- **Data for this exercise**:
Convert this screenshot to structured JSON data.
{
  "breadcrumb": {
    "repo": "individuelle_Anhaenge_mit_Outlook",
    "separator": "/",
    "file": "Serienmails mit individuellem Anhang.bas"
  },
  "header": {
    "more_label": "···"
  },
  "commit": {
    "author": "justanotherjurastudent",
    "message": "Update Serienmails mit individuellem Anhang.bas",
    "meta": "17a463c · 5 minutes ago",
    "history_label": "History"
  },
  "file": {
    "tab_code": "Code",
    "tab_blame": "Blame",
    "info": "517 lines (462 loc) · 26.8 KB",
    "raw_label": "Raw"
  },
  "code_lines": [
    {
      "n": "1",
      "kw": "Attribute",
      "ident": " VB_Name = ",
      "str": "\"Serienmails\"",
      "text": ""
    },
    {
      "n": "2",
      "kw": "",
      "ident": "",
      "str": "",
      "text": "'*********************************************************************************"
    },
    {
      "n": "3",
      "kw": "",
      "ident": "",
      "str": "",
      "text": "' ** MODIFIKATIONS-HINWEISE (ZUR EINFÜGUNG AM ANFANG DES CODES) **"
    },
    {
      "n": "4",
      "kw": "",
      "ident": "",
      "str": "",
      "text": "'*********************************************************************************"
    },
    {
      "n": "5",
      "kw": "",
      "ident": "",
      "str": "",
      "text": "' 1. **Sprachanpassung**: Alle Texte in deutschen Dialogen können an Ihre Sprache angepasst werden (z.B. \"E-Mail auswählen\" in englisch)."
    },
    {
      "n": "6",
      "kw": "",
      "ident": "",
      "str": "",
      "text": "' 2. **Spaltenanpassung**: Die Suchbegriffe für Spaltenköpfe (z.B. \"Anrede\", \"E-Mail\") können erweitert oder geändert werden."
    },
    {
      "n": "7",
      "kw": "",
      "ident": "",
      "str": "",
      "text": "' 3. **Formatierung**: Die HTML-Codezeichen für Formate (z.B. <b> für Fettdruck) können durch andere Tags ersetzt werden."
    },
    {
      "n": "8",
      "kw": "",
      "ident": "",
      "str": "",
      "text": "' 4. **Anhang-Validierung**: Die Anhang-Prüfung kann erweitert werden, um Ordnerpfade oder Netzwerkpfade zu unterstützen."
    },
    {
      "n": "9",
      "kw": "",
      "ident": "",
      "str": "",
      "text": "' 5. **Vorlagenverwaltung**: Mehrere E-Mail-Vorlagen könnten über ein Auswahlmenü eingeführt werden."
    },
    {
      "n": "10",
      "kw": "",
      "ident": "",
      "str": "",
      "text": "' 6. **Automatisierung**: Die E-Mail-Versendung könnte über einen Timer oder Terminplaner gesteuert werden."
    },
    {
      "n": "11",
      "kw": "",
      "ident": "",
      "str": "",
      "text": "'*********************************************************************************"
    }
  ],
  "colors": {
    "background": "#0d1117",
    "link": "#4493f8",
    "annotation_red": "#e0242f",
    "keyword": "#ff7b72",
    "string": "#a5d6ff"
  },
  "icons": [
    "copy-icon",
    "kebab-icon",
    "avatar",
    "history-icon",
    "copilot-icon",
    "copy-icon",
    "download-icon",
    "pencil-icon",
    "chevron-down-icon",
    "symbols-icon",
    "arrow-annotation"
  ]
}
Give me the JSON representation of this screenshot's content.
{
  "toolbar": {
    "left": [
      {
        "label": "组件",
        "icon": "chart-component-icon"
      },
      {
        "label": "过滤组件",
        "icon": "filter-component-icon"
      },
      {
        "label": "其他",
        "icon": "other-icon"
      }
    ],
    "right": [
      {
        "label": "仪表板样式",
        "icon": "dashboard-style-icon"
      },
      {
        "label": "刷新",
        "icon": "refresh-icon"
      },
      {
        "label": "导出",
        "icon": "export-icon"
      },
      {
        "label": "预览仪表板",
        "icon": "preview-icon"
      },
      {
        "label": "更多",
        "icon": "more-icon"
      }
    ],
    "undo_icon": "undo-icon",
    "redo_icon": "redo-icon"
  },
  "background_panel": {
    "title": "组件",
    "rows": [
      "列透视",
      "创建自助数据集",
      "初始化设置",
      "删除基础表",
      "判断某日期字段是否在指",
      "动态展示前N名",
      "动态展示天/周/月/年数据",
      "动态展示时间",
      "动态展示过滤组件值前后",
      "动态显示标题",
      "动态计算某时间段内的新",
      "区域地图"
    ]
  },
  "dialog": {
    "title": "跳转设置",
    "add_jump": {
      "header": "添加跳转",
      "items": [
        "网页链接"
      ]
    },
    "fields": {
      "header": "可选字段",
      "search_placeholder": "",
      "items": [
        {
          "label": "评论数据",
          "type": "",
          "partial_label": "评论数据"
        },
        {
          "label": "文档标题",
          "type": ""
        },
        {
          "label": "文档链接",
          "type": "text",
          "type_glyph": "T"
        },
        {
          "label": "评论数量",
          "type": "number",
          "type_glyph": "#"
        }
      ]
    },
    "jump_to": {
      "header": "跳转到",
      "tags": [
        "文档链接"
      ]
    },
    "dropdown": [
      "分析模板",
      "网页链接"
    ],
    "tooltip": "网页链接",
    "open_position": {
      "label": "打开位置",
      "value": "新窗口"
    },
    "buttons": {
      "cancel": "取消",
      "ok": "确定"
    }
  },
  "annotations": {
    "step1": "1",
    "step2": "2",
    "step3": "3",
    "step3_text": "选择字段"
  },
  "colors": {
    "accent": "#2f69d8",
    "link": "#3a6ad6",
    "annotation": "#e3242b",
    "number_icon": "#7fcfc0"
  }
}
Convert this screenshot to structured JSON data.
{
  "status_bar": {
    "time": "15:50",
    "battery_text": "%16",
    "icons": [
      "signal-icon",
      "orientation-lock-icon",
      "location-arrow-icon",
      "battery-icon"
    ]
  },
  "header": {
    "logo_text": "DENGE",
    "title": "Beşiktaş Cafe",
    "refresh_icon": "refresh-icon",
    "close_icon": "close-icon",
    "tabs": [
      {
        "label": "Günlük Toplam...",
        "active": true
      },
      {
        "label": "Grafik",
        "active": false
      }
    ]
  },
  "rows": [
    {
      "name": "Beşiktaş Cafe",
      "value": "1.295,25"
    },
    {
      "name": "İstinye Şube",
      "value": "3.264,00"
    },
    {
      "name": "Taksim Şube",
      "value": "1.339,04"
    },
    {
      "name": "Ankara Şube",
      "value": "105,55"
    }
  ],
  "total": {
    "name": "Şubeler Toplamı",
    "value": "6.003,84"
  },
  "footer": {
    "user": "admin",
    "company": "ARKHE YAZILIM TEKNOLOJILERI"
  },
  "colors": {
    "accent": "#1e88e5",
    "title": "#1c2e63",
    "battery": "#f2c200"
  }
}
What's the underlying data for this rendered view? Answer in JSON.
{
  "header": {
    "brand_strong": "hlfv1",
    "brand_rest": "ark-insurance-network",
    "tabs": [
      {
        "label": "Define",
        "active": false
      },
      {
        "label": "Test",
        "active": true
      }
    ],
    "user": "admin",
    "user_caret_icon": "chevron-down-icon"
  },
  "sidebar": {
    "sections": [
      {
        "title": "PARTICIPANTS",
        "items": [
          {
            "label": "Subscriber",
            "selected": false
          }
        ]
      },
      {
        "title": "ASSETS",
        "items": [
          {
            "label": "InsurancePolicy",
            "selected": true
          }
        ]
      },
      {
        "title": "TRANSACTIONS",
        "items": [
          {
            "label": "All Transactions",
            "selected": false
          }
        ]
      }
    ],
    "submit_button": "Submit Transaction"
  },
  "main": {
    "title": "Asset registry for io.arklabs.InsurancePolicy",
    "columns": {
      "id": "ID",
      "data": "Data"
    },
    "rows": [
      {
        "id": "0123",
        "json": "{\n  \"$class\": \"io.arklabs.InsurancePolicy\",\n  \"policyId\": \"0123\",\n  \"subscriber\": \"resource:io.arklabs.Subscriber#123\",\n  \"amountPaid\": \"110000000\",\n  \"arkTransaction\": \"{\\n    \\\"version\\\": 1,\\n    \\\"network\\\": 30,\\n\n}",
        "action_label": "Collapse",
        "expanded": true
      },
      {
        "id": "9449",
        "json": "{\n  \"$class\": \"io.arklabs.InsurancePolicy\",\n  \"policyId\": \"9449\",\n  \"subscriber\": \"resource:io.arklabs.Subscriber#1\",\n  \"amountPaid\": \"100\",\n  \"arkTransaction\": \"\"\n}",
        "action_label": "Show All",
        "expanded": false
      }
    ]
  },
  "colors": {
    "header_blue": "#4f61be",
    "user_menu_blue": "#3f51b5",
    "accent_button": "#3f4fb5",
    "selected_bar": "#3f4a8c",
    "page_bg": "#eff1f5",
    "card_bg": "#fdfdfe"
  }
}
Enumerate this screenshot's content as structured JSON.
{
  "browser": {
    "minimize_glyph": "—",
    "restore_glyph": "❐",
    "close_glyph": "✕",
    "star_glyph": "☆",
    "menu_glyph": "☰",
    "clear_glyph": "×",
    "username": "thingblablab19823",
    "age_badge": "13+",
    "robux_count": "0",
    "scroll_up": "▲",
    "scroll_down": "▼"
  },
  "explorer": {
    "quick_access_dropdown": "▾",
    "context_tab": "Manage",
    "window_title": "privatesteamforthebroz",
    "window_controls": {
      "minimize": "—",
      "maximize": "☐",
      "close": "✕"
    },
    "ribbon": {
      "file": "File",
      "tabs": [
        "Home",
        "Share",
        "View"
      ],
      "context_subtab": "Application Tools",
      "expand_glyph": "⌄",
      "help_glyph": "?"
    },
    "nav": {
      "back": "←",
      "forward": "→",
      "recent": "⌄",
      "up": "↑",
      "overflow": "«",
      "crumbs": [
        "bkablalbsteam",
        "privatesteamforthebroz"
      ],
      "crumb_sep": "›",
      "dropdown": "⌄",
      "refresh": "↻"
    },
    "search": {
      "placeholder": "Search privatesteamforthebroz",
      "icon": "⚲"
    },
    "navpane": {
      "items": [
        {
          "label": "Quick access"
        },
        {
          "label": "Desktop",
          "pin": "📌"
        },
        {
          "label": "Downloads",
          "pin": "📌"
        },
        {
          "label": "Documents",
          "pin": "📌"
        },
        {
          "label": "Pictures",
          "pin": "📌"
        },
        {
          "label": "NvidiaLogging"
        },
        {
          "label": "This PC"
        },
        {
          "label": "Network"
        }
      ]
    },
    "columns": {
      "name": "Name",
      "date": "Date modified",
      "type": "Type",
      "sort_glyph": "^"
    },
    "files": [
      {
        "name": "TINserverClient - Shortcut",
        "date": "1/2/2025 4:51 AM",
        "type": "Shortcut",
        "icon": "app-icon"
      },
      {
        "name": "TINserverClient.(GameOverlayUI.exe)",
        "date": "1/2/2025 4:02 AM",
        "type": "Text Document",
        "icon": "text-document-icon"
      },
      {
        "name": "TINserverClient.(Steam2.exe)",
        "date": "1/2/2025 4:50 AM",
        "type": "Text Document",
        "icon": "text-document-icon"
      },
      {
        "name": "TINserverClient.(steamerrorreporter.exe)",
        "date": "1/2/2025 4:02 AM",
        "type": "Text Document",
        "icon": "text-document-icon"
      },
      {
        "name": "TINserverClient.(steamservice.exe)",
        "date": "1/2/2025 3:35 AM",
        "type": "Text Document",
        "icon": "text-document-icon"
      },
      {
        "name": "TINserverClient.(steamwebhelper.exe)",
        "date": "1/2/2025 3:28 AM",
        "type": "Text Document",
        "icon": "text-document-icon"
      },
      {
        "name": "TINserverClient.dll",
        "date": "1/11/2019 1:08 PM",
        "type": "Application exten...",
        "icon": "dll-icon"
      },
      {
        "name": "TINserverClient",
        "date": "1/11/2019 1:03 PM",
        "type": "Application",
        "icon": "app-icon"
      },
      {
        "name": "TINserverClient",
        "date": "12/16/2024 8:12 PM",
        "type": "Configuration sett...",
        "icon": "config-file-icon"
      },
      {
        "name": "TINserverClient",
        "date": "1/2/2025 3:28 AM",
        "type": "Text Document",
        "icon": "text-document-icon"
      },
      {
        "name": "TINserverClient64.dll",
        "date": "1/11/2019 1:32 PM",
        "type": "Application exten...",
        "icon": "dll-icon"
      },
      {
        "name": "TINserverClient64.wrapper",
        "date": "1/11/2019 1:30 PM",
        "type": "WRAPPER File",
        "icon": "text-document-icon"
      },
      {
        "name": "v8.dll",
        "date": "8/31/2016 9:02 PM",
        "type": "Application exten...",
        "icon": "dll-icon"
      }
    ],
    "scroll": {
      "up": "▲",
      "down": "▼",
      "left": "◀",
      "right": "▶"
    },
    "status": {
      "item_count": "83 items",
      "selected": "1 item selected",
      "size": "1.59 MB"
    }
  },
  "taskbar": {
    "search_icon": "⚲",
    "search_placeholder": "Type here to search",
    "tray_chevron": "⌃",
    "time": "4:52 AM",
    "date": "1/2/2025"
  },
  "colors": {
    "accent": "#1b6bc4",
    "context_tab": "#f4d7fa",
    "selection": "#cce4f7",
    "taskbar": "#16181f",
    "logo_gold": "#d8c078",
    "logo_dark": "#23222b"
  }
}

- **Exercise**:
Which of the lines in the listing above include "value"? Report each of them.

- **Exercise output**:
      "value": "新窗口"
      "value": "1.295,25"
      "value": "3.264,00"
      "value": "1.339,04"
      "value": "105,55"
    "value": "6.003,84"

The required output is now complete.